Climate-vulnerable countries have lost 20 percent of their wealth in the last two decades due to climate impacts, heavy debts, and expensive loans.

Targeted campaigns aimed at these governments are crucial to leverage MDBs' vast potential for climate finance. 

Moreover, while debt is often seen as a burden, concessional financing—offering grants and low-interest loans– was highlighted as a crucial tool for climate action in developing countries. 

Unveiling the money trail 

The workshop emphasized the power of combining data mining with local tracking and validation efforts undertaken by civil society organizations (CSOs) like Climate Reality. 

“For the long-term strategy, we suggest that we advocate for the institutionalization of tracking mechanisms. We need to work towards the development and implementation of climate finance policies and also push for legislation in transparency and accountability in all development finance,” said ICSC climate policy manager Janssen Martinez during the workshop.

Mikellena Netos presents Canada's climate finance contributions.

The road to COP29 

The workshop also provided an opportunity for participants to hone their campaigning skills. During the campaigning sessions, they crafted strategies to engage policymakers and secure increased climate finance commitments from donor countries. They also emphasized the importance of CSO involvement in national and regional climate finance mechanisms. 

With the $100 billion goal still largely unmet, participants are ready to champion the fight for increased, fair, and needs-based climate finance for vulnerable countries at COP29 in Azerbaijan.
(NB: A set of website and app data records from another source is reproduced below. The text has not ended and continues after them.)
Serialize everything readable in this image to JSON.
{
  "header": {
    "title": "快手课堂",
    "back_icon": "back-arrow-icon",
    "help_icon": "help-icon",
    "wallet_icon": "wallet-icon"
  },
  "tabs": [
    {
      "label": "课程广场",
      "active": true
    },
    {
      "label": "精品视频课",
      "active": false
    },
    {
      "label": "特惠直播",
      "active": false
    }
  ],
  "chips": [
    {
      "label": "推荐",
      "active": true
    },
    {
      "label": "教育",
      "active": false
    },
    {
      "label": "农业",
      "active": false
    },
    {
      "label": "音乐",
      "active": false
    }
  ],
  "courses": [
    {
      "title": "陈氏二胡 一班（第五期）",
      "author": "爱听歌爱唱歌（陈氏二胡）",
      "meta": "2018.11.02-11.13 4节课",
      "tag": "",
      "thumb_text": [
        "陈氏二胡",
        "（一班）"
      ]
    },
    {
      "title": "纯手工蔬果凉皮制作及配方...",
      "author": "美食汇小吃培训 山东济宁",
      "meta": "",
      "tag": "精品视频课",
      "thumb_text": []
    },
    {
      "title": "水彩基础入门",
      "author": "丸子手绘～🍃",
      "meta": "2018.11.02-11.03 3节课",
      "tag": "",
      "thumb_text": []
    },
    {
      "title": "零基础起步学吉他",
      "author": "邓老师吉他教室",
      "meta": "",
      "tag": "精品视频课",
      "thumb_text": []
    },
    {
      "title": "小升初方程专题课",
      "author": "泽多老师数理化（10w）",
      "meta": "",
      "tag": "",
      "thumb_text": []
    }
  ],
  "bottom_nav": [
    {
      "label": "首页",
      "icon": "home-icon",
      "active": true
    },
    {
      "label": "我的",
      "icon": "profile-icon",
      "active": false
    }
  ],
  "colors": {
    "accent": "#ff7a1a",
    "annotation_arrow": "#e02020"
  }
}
Discussions at COP29 will focus on the New Collective Quantified Goal on Climate Finance, the successor to the 2009 pledge. 

The CFAI workshop marked the beginning of a closer collaboration between Climate Reality branches and partners. Online sessions are planned to further develop a global climate finance campaign strategy.